▸ ASSIGNED TASK:
Check every line of the entries below for "color", and copy the lines that have it.

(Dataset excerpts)
----
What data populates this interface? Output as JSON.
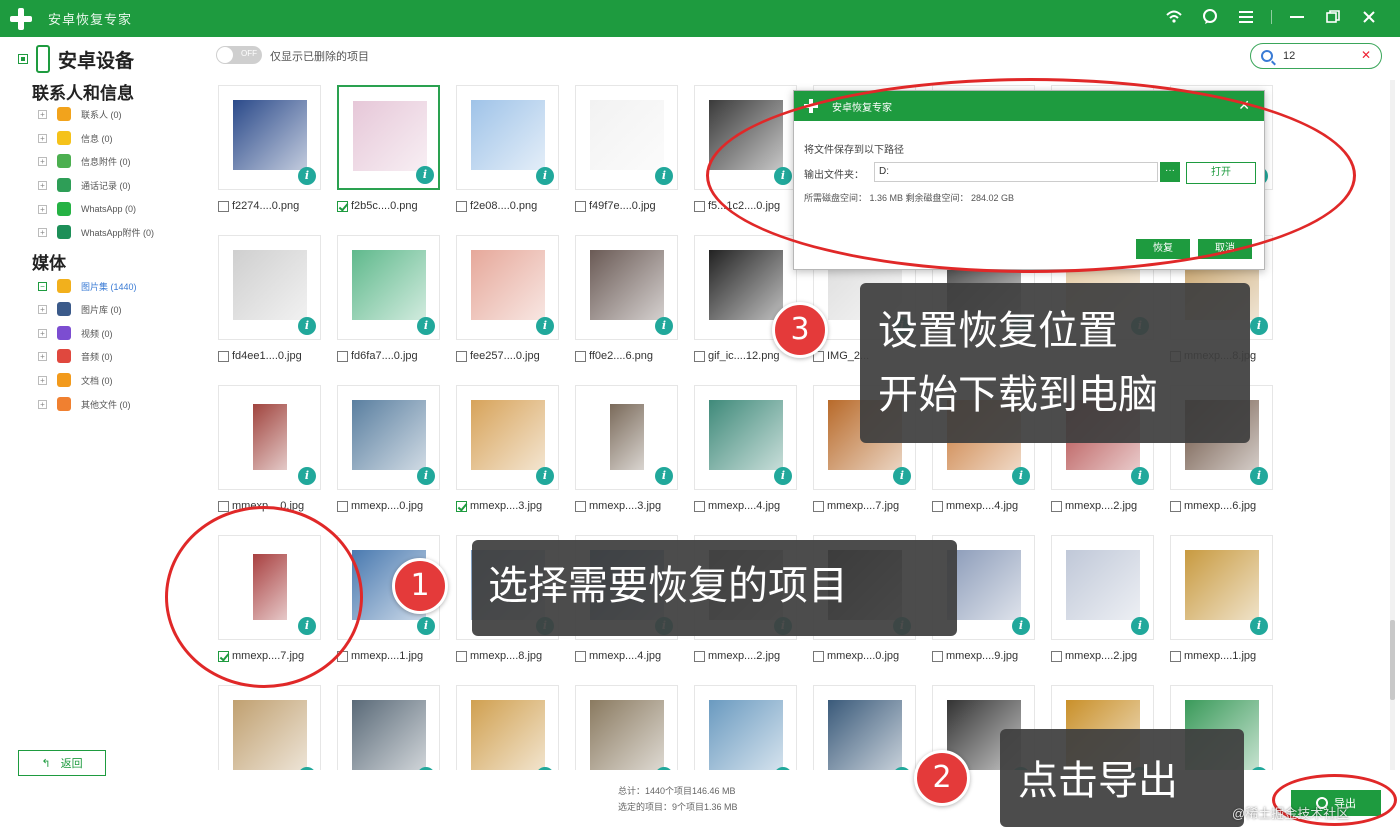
{
  "app": {
    "title": "安卓恢复专家",
    "icons": [
      "wifi-icon",
      "chat-icon",
      "menu-icon",
      "minimize-icon",
      "restore-icon",
      "close-icon"
    ]
  },
  "sidebar": {
    "device_label": "安卓设备",
    "section_contacts": "联系人和信息",
    "section_media": "媒体",
    "contacts_items": [
      {
        "label": "联系人 (0)",
        "color": "#f2a31c"
      },
      {
        "label": "信息 (0)",
        "color": "#f5c21a"
      },
      {
        "label": "信息附件 (0)",
        "color": "#4caf50"
      },
      {
        "label": "通话记录 (0)",
        "color": "#2e9e57"
      },
      {
        "label": "WhatsApp (0)",
        "color": "#25b244"
      },
      {
        "label": "WhatsApp附件 (0)",
        "color": "#1d8f58"
      }
    ],
    "media_items": [
      {
        "label": "图片集 (1440)",
        "color": "#f2b01c",
        "active": true
      },
      {
        "label": "图片库 (0)",
        "color": "#3b5a8a"
      },
      {
        "label": "视频 (0)",
        "color": "#7c4dd1"
      },
      {
        "label": "音频 (0)",
        "color": "#e0483e"
      },
      {
        "label": "文档 (0)",
        "color": "#f29a1c"
      },
      {
        "label": "其他文件 (0)",
        "color": "#f08030"
      }
    ],
    "back_label": "返回"
  },
  "toolbar": {
    "toggle_state": "OFF",
    "toggle_label": "仅显示已删除的项目",
    "search_value": "12"
  },
  "files": [
    {
      "name": "f2274....0.png",
      "checked": false,
      "selected": false
    },
    {
      "name": "f2b5c....0.png",
      "checked": true,
      "selected": true
    },
    {
      "name": "f2e08....0.png",
      "checked": false,
      "selected": false
    },
    {
      "name": "f49f7e....0.jpg",
      "checked": false,
      "selected": false
    },
    {
      "name": "f5...1c2....0.jpg",
      "checked": false,
      "selected": false
    },
    {
      "name": "",
      "checked": false,
      "selected": false
    },
    {
      "name": "",
      "checked": false,
      "selected": false
    },
    {
      "name": "",
      "checked": false,
      "selected": false
    },
    {
      "name": "",
      "checked": false,
      "selected": false
    },
    {
      "name": "fd4ee1....0.jpg",
      "checked": false,
      "selected": false
    },
    {
      "name": "fd6fa7....0.jpg",
      "checked": false,
      "selected": false
    },
    {
      "name": "fee257....0.jpg",
      "checked": false,
      "selected": false
    },
    {
      "name": "ff0e2....6.png",
      "checked": false,
      "selected": false
    },
    {
      "name": "gif_ic....12.png",
      "checked": false,
      "selected": false
    },
    {
      "name": "IMG_2...",
      "checked": false,
      "selected": false
    },
    {
      "name": "",
      "checked": false,
      "selected": false
    },
    {
      "name": "",
      "checked": false,
      "selected": false
    },
    {
      "name": "mmexp....8.jpg",
      "checked": false,
      "selected": false
    },
    {
      "name": "mmexp....0.jpg",
      "checked": false,
      "selected": false
    },
    {
      "name": "mmexp....0.jpg",
      "checked": false,
      "selected": false
    },
    {
      "name": "mmexp....3.jpg",
      "checked": true,
      "selected": false
    },
    {
      "name": "mmexp....3.jpg",
      "checked": false,
      "selected": false
    },
    {
      "name": "mmexp....4.jpg",
      "checked": false,
      "selected": false
    },
    {
      "name": "mmexp....7.jpg",
      "checked": false,
      "selected": false
    },
    {
      "name": "mmexp....4.jpg",
      "checked": false,
      "selected": false
    },
    {
      "name": "mmexp....2.jpg",
      "checked": false,
      "selected": false
    },
    {
      "name": "mmexp....6.jpg",
      "checked": false,
      "selected": false
    },
    {
      "name": "mmexp....7.jpg",
      "checked": true,
      "selected": false
    },
    {
      "name": "mmexp....1.jpg",
      "checked": false,
      "selected": false
    },
    {
      "name": "mmexp....8.jpg",
      "checked": false,
      "selected": false
    },
    {
      "name": "mmexp....4.jpg",
      "checked": false,
      "selected": false
    },
    {
      "name": "mmexp....2.jpg",
      "checked": false,
      "selected": false
    },
    {
      "name": "mmexp....0.jpg",
      "checked": false,
      "selected": false
    },
    {
      "name": "mmexp....9.jpg",
      "checked": false,
      "selected": false
    },
    {
      "name": "mmexp....2.jpg",
      "checked": false,
      "selected": false
    },
    {
      "name": "mmexp....1.jpg",
      "checked": false,
      "selected": false
    }
  ],
  "status": {
    "total": "总计：1440个项目146.46 MB",
    "selected": "选定的项目：9个项目1.36 MB"
  },
  "export_label": "导出",
  "dialog": {
    "title": "安卓恢复专家",
    "save_text": "将文件保存到以下路径",
    "path_label": "输出文件夹：",
    "path_value": "D:",
    "browse_label": "···",
    "open_label": "打开",
    "space_text": "所需磁盘空间：   1.36 MB    剩余磁盘空间：   284.02 GB",
    "recover_label": "恢复",
    "cancel_label": "取消"
  },
  "tutorial": {
    "step1_num": "1",
    "step1_text": "选择需要恢复的项目",
    "step2_num": "2",
    "step2_text": "点击导出",
    "step3_num": "3",
    "step3_line1": "设置恢复位置",
    "step3_line2": "开始下载到电脑"
  },
  "watermark": "@稀土掘金技术社区"
}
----
▸ WORKED SOLUTION:
        "color": "#f2a31c"
        "color": "#f5c21a"
        "color": "#4caf50"
        "color": "#2e9e57"
        "color": "#25b244"
        "color": "#1d8f58"
        "color": "#f2b01c",
        "color": "#3b5a8a"
        "color": "#7c4dd1"
        "color": "#e0483e"
        "color": "#f29a1c"
        "color": "#f08030"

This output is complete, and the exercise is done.